Genetics aside, everyone should keep a sharp eye out for the signs of Alzheimer’s disease. Scientists have recently uncovered some surprising early symptoms, beyond memory loss or confusion while driving. Now, research published in the journal Annals of Neurology says that one marker for Alzheimer’s disease could be written all over your face, too.
Rosacea (a skin condition that causes facial redness) could be linked to Alzheimer’s disease, according to a 2016 study. To determine their results, lead author Dr. Alexander Egeberg and his team examined data from the Danish national health registry system for the years 1997 to 2012. The nation’s entire population of roughly 5.6 million men and women were included in the study, and about 82,000 had rosacea.
The final data showed that people with rosacea were seven percent more likely to develop any form of dementia—and 25 percent more likely to develop Alzheimer’s disease—than people without rosacea. The association seemed more prominent for women rather than men; while women with rosacea had a 28 percent greater risk for Alzheimer’s, men had a 16 percent greater risk.

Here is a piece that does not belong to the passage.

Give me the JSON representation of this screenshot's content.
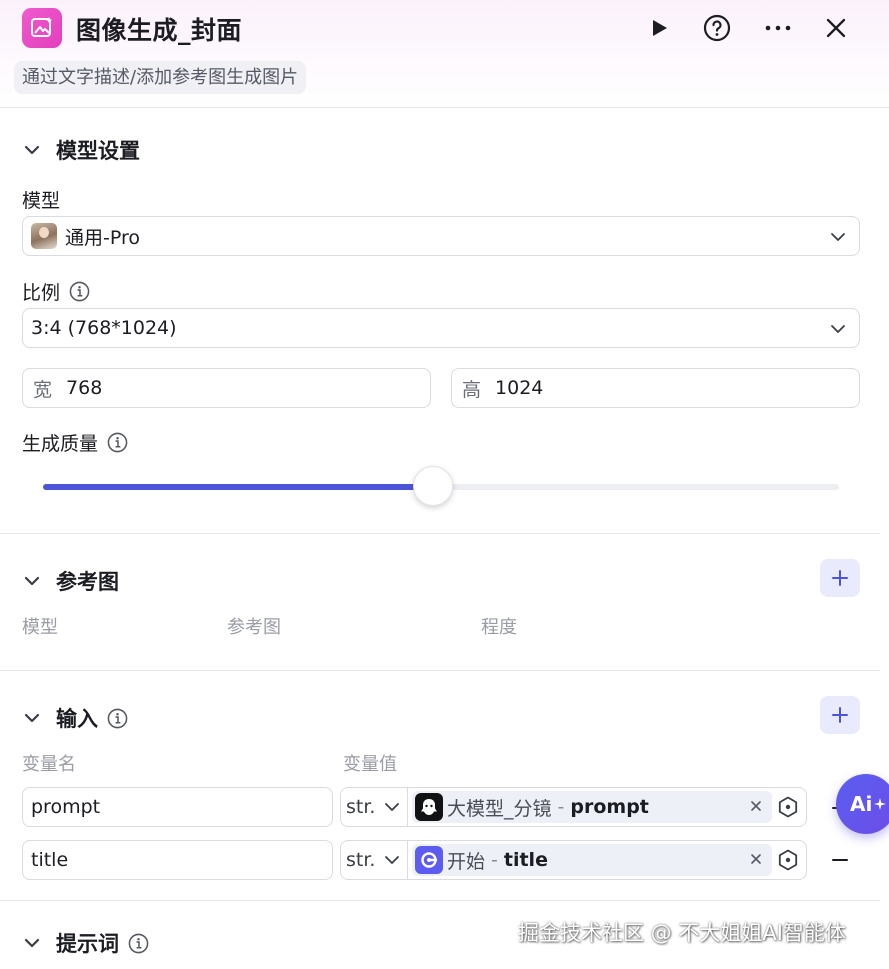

What’s more, Alzheimer’s risk for rosacea patients increased by 20 percent among those aged 60 or older when they first enrolled in the study.
About 16 million Americans have been diagnosed with rosacea, according to the National Rosacea Society. Often, those who have it show redness and acne-like markings on the face.
However, the study authors assure everyone that people with rosacea should not be too concerned about the results. The study only shows an association between dementia and rosacea, and more research is necessary to determine if a causal link exists. Learn the 15 myths about Alzheimer’s you need to stop believing.
“It is important for patients to remember that having rosacea does not guarantee that they will develop Alzheimer’s disease,” Dr. Egeberg said. “In fact, while the risk in rosacea patients may be slightly increased compared with the general population, the absolute risk [to any one patient] is still quite low.”